Topher’s arrogance and mad-scientist excitement prevent him from finding any ethical problem in taking the imprinting process from a neurological to a basic biological level. As a result, the Active he has created is no longer contained in a cartridge: Echo’s body, not just her brain, has turned into part of a lab experiment without constraints. She is no longer just an Active; she is a mother above and beyond her programming, making her above and beyond Topher’s control.
Another critical point for the overall theme: in order to maintain the purity of the Imprint, the biology of the body containing it must not be fucked with; otherwise, the Imprint becomes something or someone else. An Imprint may be duplicated and downloaded into a dozen Dolls, but the replication has to take place within the constraints of neurology. This leads me to think of the Techs in the second Epilogue: they want all that they can handle, but they can’t handle all that they want. A biological bump might do the trick, but it would also lead to loss of control and perhaps madness.
If Echo cannot manage a biological bump, then no one can. Her bloodwork shows that she has the capacity to contain multiple Imprints that co-exist, but tinkering with her already unique biology only leads to mayhem.
And Mr. Lousy, the lab-produced lactation was designed to make you feel icky. We are getting that Topher needs someone to set limits and remind him that he’s working with human beings. This episode forces him to consider what he is capable of doing versus what he can control, as well as whether his experimentation could and should have lasting effects that cannot be erased with a simple wipe and his condescending “for a little while” smile. Topher has tampered with a different construct of identity: motherhood, and in the process, has recreated a deeply intimate bond that feels perverse in its falseness. The episode was written by two women, Michele Fazekas and Tara Butters – and I sense that they were aiming for another level of violation of womanhood beyond the standard sex slavery that we’ve almost come to accept as part of the Dollhouse business. It’s meant to be icky.

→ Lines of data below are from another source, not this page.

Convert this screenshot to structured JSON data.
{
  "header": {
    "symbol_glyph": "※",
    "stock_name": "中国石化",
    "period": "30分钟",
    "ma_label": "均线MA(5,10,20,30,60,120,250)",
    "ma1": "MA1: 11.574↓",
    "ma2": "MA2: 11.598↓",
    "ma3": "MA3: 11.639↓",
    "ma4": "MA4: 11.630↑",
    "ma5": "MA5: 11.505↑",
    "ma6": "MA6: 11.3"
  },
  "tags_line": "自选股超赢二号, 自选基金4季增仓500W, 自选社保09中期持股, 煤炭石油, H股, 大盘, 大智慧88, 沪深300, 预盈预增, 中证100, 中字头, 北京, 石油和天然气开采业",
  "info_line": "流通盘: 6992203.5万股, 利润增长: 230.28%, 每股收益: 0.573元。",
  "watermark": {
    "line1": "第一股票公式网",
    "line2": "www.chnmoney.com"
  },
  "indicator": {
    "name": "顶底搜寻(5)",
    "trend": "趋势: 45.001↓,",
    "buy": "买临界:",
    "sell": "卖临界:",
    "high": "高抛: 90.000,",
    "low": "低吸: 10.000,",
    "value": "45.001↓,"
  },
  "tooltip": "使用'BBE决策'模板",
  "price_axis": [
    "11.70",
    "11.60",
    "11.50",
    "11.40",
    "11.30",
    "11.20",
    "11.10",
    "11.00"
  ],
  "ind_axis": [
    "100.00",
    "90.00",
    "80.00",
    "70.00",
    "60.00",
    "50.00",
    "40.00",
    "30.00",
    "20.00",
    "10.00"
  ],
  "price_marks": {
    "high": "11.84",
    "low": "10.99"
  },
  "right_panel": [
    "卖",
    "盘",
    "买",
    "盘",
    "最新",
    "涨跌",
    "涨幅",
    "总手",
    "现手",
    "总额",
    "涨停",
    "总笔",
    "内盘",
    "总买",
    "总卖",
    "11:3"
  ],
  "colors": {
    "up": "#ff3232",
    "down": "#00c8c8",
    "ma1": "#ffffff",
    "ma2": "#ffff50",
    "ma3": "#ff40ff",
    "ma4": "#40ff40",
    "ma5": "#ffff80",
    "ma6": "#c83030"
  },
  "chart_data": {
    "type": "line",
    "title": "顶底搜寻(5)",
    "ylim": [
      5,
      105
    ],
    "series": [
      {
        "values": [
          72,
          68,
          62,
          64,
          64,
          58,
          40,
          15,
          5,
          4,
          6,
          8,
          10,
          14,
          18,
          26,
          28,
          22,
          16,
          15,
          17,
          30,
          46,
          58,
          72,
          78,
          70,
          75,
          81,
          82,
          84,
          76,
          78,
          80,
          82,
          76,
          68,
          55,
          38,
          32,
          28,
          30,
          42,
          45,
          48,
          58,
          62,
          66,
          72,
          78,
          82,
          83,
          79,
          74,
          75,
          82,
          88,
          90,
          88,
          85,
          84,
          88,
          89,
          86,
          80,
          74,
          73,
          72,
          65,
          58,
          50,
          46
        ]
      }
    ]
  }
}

I loved seeing Apollo – and Colonel Tigh on Helo’s new show – but I don’t see the point of it. Also, this show was particularly confusing because how the hell did rich arms dealer Apollo not know Echo was a doll? How long had this been going on and how did they justify her absences? A waste of an episode when they must have known they were on the chopping block and a waste of a good guest. I also thought the episode when she gets imprinted to lactate was really icky.
But when it was good – it was really good. I loved Topher. The first reveals of Mellie and Victor were particularly good. I like being surprised. I liked the twists of Adele as Miss Lonely Hearts with Victor, Victor pretty much was always a delight especially as Topher, and the Sierra/Victor realtionship. Whiskey/Dr. Saunders and Alpha were nicely portrayed for the most part and Adele was a great female character. There was such promise in the middle of season 1 – ep 7 – 9. Then it just got terribly muddled and I don’t think it ever quite bounced back.
I disagree. I will attempt to make further arguments in favor of Dollhouse as a whole rather than as a set of episodes. Coming up: I will address four other areas of Mr. Lousy’s concern:
- Abuse of Trust – How Many Damn Dolls Are There?
- Echo’s Mind Fuck – Huh?
- Happy Alpha Not All Bad
- Eliza Dushku – Still Not Buying It